The impact of the growing homelessness crisis on the finances of local authorities has prompted Enfield Council’s Leader to write a public letter to the government urging immediate action.
Enfield Council along with many councils across the country have been hugely impacted by rising numbers of people asking for help with housing and the cost of living.
These growing demands may severely harm local authorities’ budgets.
The Leader of Enfield Council, Cllr Nesil Caliskan, points out that the government’s ‘mini-Budget’ in September 2022 prompted a surge in interest rates resulting in the near-collapse of the private rental sector market.
Enfield now has the highest number of Section 21 evictions in London and has seen a 41 per cent drop in properties available for rent since 2020.
More people are presenting themselves as homeless to the Council and 290 families from Enfield are living in temporary hotel accommodation at a significant cost to the Council and its residents.
The letter says: “The only long-term solution is to increase housing supply. In the short term, councils need help tackling the immediate emergency facing our residents and budgets.”
The letter, addressed to the Department for Levelling-Up, Housing and Communities (DLUHC) offers a number of solutions for consideration, ahead of the government’s Autumn Budget Statement, including an increase to the Homelessness Prevention Grant and Discretionary Housing Payments which currently do not adequately fund rental costs. An uplift of Local Housing Allowance rates would also make more housing available, which would mean more families could find accommodation locally, rather than seek cheaper housing outside of Greater London.
“This would be a better use of the public purse than the current system which has a high reliance on expensive and unsuitable emergency accommodation,” the letter states.
Enfield Council has invested considerable resources to bring forward important housing schemes such as Meridian Water as well as council housing building and regeneration schemes. At the same time, underfunding from central government continues to exert pressure across all Council services.
The letter was sent to DLUHC on 8 November ahead of the government’s Autumn Budget Statement and the local government finance settlement.
The letter in full:
Urgent response to the homelessness crisis
I am writing to you regarding the huge financial pressures affecting councils across the country because of the growing homelessness crisis.

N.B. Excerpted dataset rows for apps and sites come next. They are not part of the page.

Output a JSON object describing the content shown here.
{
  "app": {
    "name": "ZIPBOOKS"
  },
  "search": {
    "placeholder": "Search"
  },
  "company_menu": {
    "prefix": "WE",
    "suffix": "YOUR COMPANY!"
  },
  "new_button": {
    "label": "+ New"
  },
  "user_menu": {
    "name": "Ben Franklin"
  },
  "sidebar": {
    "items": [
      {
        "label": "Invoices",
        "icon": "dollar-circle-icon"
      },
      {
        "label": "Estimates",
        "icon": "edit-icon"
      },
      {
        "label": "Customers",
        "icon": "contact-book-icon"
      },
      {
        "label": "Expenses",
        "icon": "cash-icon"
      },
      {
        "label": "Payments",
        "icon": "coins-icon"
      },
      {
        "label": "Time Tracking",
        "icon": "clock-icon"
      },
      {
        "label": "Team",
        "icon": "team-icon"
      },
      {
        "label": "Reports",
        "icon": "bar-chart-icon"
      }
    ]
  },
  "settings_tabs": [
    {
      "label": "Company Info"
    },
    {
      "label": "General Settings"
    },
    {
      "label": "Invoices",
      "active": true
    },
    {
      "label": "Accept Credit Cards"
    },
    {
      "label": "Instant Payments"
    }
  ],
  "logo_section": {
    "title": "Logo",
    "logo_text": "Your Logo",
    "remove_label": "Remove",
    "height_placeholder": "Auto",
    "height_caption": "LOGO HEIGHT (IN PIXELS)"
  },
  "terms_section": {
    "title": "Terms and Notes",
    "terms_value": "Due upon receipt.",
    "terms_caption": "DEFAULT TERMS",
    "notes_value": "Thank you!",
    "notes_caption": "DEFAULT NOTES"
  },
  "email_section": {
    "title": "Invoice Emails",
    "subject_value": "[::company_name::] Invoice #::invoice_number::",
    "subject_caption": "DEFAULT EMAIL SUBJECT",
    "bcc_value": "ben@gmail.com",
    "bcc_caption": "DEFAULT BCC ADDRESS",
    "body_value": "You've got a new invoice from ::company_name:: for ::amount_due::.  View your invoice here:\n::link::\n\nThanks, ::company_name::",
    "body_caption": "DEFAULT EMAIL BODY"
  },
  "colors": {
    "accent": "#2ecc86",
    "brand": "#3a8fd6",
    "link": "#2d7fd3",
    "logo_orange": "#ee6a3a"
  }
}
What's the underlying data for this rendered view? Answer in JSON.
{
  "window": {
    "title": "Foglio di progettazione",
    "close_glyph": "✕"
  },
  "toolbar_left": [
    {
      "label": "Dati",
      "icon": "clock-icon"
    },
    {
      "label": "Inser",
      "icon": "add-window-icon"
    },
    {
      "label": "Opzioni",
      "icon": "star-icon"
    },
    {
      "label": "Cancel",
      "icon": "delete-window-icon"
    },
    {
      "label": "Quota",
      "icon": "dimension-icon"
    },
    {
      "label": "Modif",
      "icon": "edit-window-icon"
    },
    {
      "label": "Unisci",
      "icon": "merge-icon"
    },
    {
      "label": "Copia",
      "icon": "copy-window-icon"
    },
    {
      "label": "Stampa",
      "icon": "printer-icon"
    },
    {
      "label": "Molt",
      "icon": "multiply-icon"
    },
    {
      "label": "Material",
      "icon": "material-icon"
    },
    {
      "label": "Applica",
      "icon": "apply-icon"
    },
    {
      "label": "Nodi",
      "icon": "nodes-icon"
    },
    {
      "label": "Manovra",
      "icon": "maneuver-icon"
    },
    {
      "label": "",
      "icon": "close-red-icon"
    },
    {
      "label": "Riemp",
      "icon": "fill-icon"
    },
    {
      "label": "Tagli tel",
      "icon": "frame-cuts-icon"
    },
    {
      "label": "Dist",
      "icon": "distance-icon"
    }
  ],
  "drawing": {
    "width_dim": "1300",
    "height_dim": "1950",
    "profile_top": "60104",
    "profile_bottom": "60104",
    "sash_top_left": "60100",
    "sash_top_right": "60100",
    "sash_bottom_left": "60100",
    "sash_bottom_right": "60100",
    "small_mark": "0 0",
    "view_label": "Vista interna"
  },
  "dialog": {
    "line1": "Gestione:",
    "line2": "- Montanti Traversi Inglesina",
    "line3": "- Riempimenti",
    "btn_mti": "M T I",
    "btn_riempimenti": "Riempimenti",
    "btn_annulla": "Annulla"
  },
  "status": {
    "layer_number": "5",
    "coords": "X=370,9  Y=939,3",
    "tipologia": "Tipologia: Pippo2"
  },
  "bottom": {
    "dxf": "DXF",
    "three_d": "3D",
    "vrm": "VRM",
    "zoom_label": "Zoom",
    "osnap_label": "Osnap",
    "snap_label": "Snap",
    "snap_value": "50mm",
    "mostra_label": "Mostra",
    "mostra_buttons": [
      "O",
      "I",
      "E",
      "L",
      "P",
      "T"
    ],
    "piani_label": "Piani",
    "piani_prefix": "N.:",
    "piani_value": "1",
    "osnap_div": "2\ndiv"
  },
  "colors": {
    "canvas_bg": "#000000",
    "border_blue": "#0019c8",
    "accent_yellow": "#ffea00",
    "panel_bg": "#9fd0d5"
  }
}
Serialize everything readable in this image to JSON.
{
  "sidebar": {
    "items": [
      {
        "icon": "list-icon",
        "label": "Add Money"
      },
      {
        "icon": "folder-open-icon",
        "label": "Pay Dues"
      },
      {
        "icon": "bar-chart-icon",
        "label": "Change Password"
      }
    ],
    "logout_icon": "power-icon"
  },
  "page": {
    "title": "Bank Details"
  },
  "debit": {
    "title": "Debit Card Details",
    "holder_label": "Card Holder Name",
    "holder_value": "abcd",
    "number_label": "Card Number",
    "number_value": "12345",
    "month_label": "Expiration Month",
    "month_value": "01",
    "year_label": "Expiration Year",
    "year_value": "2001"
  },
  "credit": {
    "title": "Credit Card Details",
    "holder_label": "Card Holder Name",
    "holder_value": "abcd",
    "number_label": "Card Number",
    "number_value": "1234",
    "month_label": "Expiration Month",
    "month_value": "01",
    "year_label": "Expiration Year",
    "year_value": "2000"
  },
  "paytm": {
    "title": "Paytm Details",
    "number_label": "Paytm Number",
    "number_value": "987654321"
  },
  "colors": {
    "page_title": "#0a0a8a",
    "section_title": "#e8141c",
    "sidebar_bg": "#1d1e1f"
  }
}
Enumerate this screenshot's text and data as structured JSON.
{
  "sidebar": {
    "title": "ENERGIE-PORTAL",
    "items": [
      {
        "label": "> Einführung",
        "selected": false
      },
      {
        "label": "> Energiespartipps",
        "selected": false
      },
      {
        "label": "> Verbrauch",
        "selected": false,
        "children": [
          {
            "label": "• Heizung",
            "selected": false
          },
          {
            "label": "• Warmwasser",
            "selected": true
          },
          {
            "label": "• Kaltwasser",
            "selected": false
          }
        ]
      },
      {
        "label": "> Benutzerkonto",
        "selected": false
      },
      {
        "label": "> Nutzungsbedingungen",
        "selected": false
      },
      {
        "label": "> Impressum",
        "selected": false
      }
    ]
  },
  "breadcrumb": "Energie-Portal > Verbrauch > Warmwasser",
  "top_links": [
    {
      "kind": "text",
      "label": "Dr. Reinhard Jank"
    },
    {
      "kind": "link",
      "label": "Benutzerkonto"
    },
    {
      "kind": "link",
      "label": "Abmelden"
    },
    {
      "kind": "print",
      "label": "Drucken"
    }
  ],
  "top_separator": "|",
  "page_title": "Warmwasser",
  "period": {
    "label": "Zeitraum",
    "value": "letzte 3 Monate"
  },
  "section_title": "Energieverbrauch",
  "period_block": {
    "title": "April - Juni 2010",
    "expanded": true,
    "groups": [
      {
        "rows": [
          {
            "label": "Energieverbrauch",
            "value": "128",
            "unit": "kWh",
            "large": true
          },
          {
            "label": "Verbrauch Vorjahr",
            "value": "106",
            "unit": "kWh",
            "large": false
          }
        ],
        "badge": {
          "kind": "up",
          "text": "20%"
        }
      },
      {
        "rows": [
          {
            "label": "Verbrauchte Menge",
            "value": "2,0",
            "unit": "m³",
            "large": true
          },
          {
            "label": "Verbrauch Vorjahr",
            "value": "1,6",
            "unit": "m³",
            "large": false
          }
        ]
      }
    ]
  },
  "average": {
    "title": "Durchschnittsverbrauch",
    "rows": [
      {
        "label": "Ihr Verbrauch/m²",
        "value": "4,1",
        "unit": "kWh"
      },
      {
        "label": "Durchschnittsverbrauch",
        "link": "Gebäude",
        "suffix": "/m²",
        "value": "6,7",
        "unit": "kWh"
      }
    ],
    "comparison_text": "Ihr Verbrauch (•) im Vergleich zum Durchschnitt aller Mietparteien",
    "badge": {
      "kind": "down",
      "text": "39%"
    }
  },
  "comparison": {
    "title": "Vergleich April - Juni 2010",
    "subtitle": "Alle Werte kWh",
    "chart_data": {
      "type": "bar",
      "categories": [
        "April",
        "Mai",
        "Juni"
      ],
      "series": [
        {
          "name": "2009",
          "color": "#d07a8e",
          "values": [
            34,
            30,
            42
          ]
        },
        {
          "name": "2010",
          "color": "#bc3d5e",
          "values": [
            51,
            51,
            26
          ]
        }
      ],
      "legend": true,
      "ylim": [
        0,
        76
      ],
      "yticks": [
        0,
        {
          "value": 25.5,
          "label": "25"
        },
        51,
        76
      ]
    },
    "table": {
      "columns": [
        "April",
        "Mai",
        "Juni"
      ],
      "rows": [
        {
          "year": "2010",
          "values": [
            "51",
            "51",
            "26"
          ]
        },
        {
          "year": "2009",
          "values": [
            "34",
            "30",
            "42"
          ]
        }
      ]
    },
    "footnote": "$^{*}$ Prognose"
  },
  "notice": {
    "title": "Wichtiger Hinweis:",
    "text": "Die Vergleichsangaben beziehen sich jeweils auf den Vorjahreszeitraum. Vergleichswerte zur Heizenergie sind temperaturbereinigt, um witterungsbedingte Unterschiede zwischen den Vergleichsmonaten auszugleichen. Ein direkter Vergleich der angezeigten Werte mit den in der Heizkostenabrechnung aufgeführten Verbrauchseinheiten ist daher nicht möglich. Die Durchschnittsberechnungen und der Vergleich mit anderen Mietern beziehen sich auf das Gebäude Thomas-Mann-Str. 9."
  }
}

In Enfield, this has forced families to live in unsuitable accommodation for prolonged periods. The collapse of the private rented sector since the Government’s ‘mini-budget’ has seen our borough experience the highest number of Section 21 evictions in London, alongside a 41% reduction in available properties.
Consequently, the number of homeless households approaching the Council for help is unprecedented and we currently have 290 families in costly emergency hotel accommodation.
This is just one symptom of the growing housing crisis facing this country, where the only long-term solution is to increase housing supply. In the short term, councils need help tackling the immediate emergency facing our residents and budgets.
Councils urgently need top-up funding via the Homelessness Prevention Grant and Discretionary Housing Payments funding to cover accommodation costs and prevent families from becoming homeless by stopping a build-up of rent arrears.
Second, an uplift of Local Housing Allowance rates would make more housing available for low-income residents locally. This will mean more families will be able to stay close to their support networks, schools, and employment.
We also believe a process like the current ‘DSG Safety Value’ would help, with a shared understanding between your department and councils to ensure a consistent approach and tie financial support to agreed action plans.
This would be a better use of the public purse than the current system which has a high reliance on expensive and unsuitable emergency accommodation and competition for accommodation is driving up price inflations.
Yours sincerely, Cllr Nesil Caliskan, Leader of the Council